Waymo will begin offering a robotaxi service to the public in Los Angeles this week and in Austin by the end of the year, the company's co-CEO Tekedra Mawakana said Wednesday at SXSW.

The Alphabet company has been testing and validating its driverless vehicles across about 43 square miles around downtown, Barton Hills, Riverside, East Austin and Hyde Park neighborhoods. The announcement comes about a week after Waymo started letting its autonomous vehicles traverse Austin without a safety operator behind the wheel, a critical step before the company opens the program to the public.

Opening a robotaxi service means the public will be able to hail a ride in a driverless car via the Waymo One app. Importantly, Waymo will be able to charge for those rides. Austin will become the fourth city where Waymo operates a commercial driverless service. Waymo also operates a robotaxi service in Phoenix, San Francisco and soon Los Angeles.

In Los Angeles, Waymo will begin by offering rides in a 63-square-mile area from Santa Monica to downtown. Initially, those rides will be free and will transition to a paid service over time, the company said in an accompanying blog post. The company said it's gradually onboarding the more than 50,000 people on its Los Angeles waitlist and is continuing to hand out temporary codes at local events throughout the city.

Unlike Texas, regulators in California require companies hoping to deploy commercial robotaxi services to attain a number of permits. The California Department of Motor Vehicles and the California Public Utilities Commission regulate the testing, deployment and ability to charge for rides. In August, Waymo began operating a commercial service 24 hours a day, seven days a week throughout the city of San Francisco after receiving approval from the CPUC.

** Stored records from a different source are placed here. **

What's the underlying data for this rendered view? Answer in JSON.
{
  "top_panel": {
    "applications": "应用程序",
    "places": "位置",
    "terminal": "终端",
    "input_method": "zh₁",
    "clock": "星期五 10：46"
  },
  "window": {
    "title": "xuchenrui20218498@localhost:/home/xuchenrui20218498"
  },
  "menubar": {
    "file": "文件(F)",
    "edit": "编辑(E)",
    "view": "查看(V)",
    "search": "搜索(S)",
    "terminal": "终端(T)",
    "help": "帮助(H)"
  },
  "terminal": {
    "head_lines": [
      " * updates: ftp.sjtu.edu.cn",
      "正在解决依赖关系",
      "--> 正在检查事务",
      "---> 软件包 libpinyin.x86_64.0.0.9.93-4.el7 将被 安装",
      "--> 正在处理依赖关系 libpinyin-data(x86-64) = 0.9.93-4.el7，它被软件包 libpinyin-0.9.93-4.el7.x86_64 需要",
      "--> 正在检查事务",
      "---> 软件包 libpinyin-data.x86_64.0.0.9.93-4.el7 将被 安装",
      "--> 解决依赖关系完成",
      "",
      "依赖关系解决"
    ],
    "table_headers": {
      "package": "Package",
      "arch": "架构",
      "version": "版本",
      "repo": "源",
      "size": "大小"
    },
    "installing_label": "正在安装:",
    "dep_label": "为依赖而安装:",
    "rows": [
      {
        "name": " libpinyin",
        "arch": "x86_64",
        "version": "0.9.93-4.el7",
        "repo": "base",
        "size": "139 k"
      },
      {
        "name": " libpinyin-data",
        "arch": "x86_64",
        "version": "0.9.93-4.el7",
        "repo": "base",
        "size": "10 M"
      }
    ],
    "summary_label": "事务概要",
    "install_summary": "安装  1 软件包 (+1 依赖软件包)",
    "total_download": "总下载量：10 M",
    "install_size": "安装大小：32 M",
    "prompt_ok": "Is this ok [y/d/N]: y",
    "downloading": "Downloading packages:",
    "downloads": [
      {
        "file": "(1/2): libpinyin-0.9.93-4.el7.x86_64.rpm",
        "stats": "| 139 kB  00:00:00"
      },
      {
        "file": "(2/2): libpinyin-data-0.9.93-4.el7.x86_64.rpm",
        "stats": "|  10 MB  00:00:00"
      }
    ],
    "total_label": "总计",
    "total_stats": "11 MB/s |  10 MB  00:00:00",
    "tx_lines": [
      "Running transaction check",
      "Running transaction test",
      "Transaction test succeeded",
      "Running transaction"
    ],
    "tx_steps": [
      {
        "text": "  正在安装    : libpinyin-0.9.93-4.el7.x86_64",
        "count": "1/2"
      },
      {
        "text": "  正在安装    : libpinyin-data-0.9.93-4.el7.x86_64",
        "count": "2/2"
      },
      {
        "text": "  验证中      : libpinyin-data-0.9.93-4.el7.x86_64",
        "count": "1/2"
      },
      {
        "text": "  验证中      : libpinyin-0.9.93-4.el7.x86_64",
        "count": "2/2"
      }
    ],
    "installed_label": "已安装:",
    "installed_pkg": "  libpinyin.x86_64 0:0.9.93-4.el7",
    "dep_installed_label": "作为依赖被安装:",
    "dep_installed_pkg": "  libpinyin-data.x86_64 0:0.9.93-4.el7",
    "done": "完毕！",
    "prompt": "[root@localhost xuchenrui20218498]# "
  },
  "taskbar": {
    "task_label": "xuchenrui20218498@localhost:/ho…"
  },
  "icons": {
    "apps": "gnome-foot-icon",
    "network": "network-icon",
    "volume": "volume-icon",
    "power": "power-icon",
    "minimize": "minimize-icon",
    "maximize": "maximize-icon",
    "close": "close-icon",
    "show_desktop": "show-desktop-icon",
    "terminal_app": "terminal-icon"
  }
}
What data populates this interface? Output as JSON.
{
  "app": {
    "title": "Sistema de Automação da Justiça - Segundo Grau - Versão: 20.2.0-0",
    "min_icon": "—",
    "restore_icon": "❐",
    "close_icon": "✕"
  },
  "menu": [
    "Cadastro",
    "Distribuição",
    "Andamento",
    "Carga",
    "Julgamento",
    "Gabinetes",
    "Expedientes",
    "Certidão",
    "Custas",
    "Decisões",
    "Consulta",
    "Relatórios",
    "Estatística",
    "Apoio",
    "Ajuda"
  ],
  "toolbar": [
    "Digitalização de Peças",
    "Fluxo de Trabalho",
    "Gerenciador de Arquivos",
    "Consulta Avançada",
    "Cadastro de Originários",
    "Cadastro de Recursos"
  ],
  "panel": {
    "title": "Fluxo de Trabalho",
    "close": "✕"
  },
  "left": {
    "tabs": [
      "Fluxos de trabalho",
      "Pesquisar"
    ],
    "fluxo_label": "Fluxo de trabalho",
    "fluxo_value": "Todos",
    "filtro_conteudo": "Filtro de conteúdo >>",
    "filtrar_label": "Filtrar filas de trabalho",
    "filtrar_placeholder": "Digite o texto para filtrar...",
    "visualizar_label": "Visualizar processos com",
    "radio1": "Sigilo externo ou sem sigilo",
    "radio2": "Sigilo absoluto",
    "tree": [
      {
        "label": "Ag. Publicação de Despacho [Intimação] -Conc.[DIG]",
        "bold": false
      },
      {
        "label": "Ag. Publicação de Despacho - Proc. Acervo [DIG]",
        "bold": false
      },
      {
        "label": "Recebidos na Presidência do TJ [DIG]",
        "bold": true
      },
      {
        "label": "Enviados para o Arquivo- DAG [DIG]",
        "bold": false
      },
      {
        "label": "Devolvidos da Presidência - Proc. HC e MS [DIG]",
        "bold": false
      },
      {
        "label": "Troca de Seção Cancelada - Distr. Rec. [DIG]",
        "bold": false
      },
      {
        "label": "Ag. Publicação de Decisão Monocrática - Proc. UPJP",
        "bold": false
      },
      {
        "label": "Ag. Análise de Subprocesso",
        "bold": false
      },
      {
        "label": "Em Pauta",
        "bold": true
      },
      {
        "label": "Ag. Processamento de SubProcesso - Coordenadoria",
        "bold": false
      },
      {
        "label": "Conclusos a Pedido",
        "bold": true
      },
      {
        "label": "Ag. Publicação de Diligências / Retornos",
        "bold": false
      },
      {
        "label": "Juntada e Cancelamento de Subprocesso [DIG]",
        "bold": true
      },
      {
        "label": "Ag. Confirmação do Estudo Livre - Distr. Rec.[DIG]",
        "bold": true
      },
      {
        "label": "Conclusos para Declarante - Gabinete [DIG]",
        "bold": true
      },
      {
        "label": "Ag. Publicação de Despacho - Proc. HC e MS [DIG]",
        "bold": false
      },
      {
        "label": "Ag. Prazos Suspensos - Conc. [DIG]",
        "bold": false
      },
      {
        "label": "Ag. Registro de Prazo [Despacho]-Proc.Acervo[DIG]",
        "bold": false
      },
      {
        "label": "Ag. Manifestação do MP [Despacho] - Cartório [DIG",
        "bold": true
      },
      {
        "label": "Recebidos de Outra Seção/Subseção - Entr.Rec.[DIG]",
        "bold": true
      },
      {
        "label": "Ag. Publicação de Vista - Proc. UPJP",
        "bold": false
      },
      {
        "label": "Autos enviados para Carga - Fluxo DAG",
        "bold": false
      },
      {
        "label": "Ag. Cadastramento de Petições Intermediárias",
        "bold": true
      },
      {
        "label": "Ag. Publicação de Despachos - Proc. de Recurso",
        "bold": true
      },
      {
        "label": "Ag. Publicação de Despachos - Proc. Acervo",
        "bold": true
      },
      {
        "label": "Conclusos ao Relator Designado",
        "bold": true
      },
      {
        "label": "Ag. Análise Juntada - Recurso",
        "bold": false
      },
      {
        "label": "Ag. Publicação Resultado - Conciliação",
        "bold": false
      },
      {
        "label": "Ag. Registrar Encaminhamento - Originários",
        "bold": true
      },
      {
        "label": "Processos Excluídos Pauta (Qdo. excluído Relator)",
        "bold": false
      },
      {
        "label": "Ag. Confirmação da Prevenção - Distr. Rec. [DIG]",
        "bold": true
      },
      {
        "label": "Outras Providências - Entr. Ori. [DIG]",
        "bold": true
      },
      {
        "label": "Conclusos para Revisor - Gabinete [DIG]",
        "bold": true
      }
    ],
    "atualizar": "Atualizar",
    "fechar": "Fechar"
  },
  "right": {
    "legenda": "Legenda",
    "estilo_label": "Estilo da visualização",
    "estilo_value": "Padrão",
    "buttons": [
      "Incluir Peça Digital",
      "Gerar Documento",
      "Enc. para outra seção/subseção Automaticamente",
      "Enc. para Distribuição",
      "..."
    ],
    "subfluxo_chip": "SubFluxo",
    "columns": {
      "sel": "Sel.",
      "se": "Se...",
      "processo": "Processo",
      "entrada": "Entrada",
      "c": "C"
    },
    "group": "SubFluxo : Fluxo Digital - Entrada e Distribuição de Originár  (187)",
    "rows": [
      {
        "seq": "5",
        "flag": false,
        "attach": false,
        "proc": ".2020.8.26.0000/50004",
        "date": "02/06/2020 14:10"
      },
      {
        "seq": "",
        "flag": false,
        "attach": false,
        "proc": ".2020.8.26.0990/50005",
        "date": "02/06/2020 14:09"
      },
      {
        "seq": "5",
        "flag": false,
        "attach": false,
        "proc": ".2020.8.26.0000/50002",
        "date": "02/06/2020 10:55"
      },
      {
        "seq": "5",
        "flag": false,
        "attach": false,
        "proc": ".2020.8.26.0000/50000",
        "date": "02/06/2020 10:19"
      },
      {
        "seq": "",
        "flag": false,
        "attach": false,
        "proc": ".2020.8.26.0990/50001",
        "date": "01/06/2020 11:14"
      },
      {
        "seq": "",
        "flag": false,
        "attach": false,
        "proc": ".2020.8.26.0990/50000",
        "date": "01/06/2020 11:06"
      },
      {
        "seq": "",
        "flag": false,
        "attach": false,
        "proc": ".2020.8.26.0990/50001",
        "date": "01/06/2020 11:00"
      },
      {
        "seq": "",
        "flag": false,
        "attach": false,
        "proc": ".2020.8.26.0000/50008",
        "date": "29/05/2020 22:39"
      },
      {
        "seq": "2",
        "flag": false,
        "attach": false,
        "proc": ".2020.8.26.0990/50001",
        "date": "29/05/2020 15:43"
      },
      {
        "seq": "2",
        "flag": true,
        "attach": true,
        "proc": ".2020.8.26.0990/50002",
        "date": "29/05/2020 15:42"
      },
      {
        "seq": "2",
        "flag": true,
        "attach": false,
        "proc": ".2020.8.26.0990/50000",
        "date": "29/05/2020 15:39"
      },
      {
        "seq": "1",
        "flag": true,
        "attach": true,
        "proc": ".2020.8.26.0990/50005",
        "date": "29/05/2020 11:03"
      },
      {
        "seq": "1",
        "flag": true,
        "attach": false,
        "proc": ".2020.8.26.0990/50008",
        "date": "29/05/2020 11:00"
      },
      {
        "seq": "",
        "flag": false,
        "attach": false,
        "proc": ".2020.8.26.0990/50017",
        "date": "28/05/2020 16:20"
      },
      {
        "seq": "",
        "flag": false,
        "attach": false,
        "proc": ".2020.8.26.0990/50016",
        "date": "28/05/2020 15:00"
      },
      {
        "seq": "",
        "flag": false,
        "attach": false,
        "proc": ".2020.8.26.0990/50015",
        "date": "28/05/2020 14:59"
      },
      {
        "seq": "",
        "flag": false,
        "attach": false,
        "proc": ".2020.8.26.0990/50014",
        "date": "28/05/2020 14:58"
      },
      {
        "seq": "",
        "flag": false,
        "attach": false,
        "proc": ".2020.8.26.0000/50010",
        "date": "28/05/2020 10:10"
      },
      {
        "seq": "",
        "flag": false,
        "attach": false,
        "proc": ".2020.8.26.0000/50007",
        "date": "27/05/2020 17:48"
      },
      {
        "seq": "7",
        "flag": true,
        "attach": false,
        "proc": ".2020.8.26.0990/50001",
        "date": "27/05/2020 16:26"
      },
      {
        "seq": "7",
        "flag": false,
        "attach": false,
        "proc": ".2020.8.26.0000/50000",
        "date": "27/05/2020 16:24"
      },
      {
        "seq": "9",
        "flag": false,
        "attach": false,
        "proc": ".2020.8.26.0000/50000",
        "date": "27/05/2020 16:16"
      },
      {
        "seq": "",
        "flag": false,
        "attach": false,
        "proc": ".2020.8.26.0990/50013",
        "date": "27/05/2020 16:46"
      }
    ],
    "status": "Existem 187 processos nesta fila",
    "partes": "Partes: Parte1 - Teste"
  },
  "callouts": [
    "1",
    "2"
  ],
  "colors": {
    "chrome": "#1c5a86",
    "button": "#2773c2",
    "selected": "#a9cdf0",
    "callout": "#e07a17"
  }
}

Waymo was only allowed to give people free driverless rides in parts of Los Angeles until March 1, when the CPUC approved its application to operate a commercial driverless service in the city as well as the San Francisco Peninsula and on San Francisco freeways. The approval removed the last barrier to charge for rides in these expanded areas. Importantly, it opens up new territory for Waymo in one of the country's largest cities and unlocks a route to San Francisco International Airport, which is located south of the city.